her husband's drive to gain its passage.
The accord is deeply unpopular among Democrats in "Rust
Belt" states like Ohio and Pennsylvania, which holds the next
nominating contest on April 22, because it led to the loss of
Both Clinton and Obama have vowed to renegotiate the deal
if elected to the White House.
While Clinton has talked of long being skeptical of NAFTA,
daily schedules of her time as first lady showed on Wednesday
that she spoke at an event in 1993 aimed at rallying support
for the accord.
"I have spoken consistently against NAFTA and the way it's
been implemented.
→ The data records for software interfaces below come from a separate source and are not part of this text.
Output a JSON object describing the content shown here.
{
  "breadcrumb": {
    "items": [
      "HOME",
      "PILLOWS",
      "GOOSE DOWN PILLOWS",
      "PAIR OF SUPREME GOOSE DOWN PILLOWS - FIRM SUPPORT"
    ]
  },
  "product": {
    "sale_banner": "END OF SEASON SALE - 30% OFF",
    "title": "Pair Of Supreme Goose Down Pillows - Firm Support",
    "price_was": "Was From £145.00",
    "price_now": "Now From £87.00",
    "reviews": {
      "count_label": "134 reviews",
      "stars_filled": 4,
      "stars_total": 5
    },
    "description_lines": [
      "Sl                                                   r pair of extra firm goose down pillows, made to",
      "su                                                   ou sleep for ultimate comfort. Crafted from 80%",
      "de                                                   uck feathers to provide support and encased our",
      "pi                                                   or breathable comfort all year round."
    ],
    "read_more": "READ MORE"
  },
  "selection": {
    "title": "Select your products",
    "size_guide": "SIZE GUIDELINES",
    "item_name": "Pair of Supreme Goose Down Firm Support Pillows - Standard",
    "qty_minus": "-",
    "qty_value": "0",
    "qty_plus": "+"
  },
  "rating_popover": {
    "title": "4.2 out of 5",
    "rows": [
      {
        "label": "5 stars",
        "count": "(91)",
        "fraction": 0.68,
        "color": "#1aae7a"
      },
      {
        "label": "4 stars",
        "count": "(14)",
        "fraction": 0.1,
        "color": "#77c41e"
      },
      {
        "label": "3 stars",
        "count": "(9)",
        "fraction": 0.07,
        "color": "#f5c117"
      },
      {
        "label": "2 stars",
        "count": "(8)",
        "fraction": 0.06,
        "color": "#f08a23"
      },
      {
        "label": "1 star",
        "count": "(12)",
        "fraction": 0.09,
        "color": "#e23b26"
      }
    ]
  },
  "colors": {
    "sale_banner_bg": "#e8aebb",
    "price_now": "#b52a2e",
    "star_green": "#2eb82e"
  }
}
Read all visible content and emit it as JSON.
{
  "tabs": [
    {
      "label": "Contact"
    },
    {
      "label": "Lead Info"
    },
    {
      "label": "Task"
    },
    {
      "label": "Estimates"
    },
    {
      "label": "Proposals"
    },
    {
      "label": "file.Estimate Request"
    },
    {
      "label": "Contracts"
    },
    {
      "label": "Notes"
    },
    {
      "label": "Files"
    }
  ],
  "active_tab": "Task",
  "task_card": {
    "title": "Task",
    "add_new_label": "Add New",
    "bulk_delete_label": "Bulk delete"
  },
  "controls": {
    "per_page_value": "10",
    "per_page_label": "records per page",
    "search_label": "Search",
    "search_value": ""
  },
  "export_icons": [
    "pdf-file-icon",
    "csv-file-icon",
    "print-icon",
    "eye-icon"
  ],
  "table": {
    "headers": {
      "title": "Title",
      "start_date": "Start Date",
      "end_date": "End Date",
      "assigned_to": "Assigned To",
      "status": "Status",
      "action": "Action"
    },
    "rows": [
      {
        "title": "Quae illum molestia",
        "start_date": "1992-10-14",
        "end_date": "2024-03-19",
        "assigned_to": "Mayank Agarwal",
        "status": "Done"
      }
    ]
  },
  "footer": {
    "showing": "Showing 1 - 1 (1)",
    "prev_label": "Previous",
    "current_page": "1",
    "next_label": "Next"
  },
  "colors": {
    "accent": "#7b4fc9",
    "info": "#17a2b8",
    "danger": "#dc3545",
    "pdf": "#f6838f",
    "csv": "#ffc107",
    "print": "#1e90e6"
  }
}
At the time ... I spoke out about the
concerns that I had about NAFTA," Clinton said.
The Obama camp was skeptical. "Misrepresenting your
position and carefully parsing your words when you don't think
you'll get caught are the hallmarks of the kind of politics
that Barack Obama is running to change," his campaign said.
In Charleston, West Virginia, Obama said the $500 billion
cost of the Iraq war was a drag on the U.S. economy and
attempted to lay some of the blame for it on McCain.
He used a large portion of his speech to try to connect
McCain to President George W. Bush, accusing McCain of wanting
a "permanent occupation in Iraq."
"No matter what the costs, no matter what the consequences,
John McCain seems determined to carry out a third Bush term,"
McCain communications director Jill Hazelbaker said Obama's
statements showed he was wrong on both the economy and U.S.
Obama was offering "the tired tax and spend ideas of the
past" while promoting "an irresponsible policy of withdrawing
our troops from Iraq without regard for the conditions on the
ground," she said.
Date created : 2008-03-20